*** Opening of Input material ***

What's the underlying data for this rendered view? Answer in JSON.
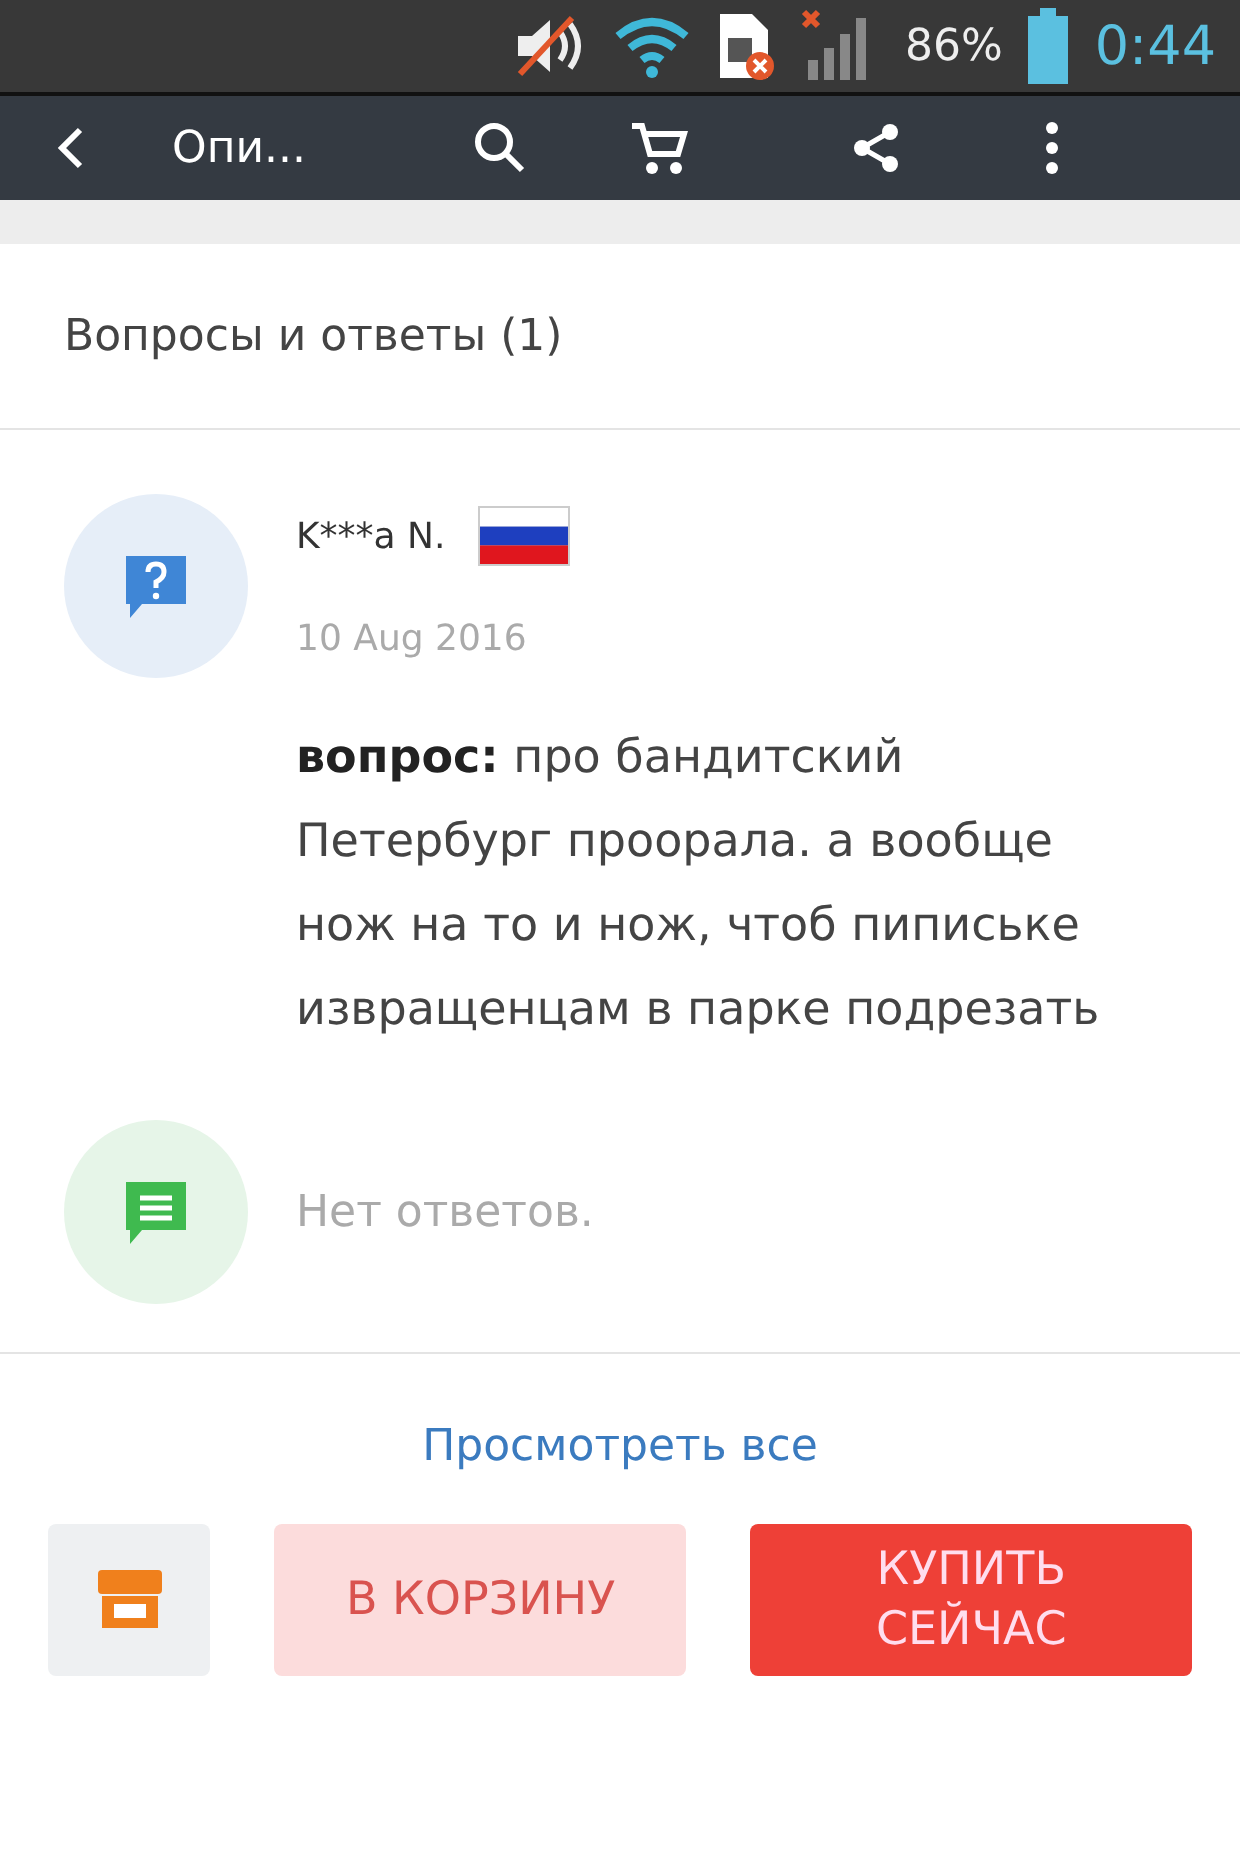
{
  "status_bar": {
    "battery": "86%",
    "time": "0:44"
  },
  "toolbar": {
    "title": "Опи..."
  },
  "qa": {
    "title": "Вопросы и ответы (1)",
    "question": {
      "author": "K***a N.",
      "date": "10 Aug 2016",
      "label": "вопрос:",
      "text": "про бандитский Петербург проорала. а вообще нож на то и нож, чтоб пипиське извращенцам в парке подрезать"
    },
    "answer": {
      "text": "Нет ответов."
    },
    "view_all": "Просмотреть все"
  },
  "actions": {
    "add_to_cart": "В КОРЗИНУ",
    "buy_now": "КУПИТЬ СЕЙЧАС"
  }
}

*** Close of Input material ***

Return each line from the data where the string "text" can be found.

Answer space:
      "text": "про бандитский Петербург проорала. а вообще нож на то и нож, чтоб пипиське извращенцам в парке подрезать"
      "text": "Нет ответов."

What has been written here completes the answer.